Coronavirus (COVID-19) Response • Have you downloaded COVIDWISE, Virginia's COVID-19 exposure notification app? Add your phone to the fight here. For up-to-date information, assistance, and resources from across state government, click here.

Black History Month


WHEREAS, African Americans have contributed to the rich fabric and diversity of our Commonwealth and have made significant strides in civil rights, law, medicine, technology, food, music, literature, education, sports, entertainment, journalism and the arts; and

WHEREAS, in 1619, the first enslaved Africans arrived at the English colonies at Old Point Comfort, Virginia, on the English ships White Lion and Treasurer, and these individuals were sold in exchange for provisions, while others were transported to Jamestown, where they were sold; and 

WHEREAS, between 1670 and 1865, Virginia’s enslaved population expanded to 550,000 individuals, which constituted one third of the Commonwealth’s population; and

WHEREAS, between 1863 and 1865, hundreds of black men fought in the American Civil War and died as enlisted men in the United States Colored Troops, seeking life, liberty, and the pursuit of happiness as a free people; and
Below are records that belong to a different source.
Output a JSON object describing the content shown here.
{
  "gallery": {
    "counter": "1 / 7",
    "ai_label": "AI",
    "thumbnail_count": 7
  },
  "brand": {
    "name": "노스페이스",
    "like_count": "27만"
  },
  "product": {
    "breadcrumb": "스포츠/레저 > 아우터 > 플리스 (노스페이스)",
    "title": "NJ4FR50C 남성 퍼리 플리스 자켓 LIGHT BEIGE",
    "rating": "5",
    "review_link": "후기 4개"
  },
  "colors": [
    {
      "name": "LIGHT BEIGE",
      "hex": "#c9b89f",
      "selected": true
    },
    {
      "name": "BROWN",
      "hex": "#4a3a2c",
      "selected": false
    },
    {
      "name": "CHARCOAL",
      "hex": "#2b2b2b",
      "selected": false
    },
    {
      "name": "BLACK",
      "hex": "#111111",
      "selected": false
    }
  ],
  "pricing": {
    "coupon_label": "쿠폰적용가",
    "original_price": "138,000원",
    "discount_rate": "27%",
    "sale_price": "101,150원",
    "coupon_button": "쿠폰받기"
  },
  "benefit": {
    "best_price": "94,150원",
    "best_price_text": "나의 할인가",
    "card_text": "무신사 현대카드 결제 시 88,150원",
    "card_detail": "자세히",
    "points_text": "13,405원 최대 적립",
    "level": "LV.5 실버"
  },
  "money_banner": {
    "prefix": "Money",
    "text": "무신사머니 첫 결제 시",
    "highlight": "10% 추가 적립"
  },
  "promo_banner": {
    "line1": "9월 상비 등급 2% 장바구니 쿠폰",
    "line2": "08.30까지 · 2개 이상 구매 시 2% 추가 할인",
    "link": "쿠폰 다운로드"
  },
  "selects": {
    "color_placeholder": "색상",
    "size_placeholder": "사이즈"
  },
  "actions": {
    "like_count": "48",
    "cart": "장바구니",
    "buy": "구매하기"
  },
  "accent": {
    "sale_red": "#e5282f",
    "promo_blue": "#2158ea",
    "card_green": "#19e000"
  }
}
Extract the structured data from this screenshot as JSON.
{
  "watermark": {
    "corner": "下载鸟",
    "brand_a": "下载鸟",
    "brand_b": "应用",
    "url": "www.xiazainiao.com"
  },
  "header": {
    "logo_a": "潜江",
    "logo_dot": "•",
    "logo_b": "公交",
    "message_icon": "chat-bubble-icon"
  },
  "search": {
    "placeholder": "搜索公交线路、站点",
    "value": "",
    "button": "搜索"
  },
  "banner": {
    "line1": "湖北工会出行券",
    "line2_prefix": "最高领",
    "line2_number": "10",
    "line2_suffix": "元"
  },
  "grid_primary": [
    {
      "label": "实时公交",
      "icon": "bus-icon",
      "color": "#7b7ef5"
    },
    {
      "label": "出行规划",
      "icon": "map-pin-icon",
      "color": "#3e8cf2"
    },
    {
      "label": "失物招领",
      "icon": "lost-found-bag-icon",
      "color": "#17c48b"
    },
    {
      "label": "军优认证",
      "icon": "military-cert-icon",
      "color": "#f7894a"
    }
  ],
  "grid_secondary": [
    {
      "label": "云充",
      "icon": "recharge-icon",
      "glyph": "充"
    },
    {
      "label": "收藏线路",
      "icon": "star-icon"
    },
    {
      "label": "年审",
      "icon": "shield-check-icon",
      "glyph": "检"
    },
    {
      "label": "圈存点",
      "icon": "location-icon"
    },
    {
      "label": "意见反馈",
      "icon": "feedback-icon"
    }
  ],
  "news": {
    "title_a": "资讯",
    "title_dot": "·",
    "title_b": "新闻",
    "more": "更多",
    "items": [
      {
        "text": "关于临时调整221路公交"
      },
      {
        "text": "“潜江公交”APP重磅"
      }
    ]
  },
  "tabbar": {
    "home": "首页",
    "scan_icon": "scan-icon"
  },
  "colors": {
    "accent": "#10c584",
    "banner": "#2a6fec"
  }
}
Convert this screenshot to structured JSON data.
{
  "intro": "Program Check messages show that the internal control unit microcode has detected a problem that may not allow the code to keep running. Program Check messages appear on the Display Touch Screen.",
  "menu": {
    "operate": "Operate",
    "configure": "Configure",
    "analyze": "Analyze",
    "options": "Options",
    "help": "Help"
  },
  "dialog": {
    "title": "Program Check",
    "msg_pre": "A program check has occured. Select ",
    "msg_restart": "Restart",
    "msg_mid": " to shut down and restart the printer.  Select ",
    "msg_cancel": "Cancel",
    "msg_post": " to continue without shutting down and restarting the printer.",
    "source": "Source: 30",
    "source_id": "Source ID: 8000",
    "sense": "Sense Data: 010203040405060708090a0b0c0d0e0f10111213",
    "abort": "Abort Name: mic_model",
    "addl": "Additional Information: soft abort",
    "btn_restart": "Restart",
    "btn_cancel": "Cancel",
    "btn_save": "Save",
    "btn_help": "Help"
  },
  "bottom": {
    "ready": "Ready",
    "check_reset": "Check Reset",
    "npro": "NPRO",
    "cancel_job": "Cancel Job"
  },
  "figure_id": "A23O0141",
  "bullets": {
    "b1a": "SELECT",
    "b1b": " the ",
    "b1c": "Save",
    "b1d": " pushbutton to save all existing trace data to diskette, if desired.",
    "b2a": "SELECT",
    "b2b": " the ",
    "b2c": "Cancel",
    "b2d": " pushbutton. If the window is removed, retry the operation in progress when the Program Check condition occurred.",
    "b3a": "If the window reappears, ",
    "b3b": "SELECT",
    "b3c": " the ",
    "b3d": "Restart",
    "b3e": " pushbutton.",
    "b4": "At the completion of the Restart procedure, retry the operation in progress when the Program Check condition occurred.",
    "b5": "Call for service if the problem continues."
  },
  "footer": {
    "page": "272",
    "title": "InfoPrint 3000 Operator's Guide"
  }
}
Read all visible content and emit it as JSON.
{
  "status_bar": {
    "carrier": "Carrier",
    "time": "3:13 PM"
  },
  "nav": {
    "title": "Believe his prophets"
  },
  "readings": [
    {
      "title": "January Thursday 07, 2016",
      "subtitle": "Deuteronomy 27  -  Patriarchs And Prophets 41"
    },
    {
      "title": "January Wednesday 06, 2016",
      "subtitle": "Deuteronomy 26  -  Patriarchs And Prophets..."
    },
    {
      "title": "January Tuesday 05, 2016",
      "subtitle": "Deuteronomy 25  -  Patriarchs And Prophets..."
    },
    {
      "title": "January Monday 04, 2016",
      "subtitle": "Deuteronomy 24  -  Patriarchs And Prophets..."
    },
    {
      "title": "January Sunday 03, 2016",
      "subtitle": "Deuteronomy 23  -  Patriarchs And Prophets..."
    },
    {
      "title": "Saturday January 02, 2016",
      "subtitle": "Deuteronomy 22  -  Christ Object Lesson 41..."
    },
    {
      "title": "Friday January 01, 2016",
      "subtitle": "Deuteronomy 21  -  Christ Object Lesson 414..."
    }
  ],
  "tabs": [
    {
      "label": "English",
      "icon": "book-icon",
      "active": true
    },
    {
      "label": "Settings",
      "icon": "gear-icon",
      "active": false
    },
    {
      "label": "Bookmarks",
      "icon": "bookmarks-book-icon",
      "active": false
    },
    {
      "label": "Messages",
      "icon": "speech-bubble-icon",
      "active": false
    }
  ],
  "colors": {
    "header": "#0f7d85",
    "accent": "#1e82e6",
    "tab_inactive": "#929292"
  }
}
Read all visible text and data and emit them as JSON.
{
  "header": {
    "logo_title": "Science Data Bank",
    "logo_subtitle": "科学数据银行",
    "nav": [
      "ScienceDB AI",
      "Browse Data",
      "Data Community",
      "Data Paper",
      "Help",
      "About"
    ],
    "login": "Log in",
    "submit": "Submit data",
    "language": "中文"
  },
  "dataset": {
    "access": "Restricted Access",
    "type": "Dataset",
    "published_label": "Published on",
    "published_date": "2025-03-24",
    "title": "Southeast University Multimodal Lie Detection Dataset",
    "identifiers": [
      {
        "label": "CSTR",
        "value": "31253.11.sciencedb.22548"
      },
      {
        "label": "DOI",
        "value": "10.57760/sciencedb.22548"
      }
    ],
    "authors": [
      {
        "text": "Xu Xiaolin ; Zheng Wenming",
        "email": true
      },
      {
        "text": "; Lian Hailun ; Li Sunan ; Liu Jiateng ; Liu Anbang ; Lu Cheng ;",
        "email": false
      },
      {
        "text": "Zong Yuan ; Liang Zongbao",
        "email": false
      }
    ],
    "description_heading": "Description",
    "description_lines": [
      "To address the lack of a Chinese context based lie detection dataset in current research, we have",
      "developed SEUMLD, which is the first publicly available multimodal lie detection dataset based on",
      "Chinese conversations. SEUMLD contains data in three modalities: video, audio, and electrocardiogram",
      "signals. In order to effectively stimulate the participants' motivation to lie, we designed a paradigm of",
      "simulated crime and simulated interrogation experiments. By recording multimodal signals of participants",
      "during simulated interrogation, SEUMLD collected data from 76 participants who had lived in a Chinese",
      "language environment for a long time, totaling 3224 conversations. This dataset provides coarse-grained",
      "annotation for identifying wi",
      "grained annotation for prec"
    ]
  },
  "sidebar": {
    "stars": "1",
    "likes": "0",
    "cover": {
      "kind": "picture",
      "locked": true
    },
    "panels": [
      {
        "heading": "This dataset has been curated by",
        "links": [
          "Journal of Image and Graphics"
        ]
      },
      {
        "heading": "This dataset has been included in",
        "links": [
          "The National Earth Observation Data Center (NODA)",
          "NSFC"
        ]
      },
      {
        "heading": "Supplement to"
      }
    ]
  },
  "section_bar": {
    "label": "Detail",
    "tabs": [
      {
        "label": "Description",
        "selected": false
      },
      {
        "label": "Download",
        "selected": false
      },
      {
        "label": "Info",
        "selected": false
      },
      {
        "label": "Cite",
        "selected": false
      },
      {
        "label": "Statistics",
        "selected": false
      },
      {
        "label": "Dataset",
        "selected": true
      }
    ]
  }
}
WHEREAS, after 1865, and the ratification of the Thirteenth, Fourteenth, and Fifteenth Amendments to the United States Constitution, enslaved men, women, and children were granted their freedom and allowed to live as fully free citizens; and

WHEREAS, between 1867 and 1890, African American men were given the right to vote for and to be elected delegates to the Virginia Constitutional Convention, and nearly 100 African American men won election to the convention, the House of Delegates and the Senate of Virginia, and hundreds more as workers in city, county and federal government offices; and

WHEREAS, between 1954 and 1968, African American activists, particularly women, spearheaded the Civil Rights Movement, fought for social justice, constitutional rights, organized sit-ins, workshops, boycotts and grassroots campaigns; and

WHEREAS, today, African Americans continue to make gains in public office, education, and professional fields, and as entrepreneurs, as well as fight for an inclusive vision of liberty, justice, and equality for all; and

WHEREAS, the Commonwealth of Virginia, acknowledges, celebrates, and appreciates the incomparable contributions and foundation set forth by African Americans as they continue to lead and advance in areas from civil rights and social justice to the highest office in the United States;

NOW, THEREFORE, I, Ralph S. Northam, do hereby recognize February 2019 as BLACK HISTORY MONTH in our COMMONWEALTH OF VIRGINIA, and I call this observance to the attention of all our citizens.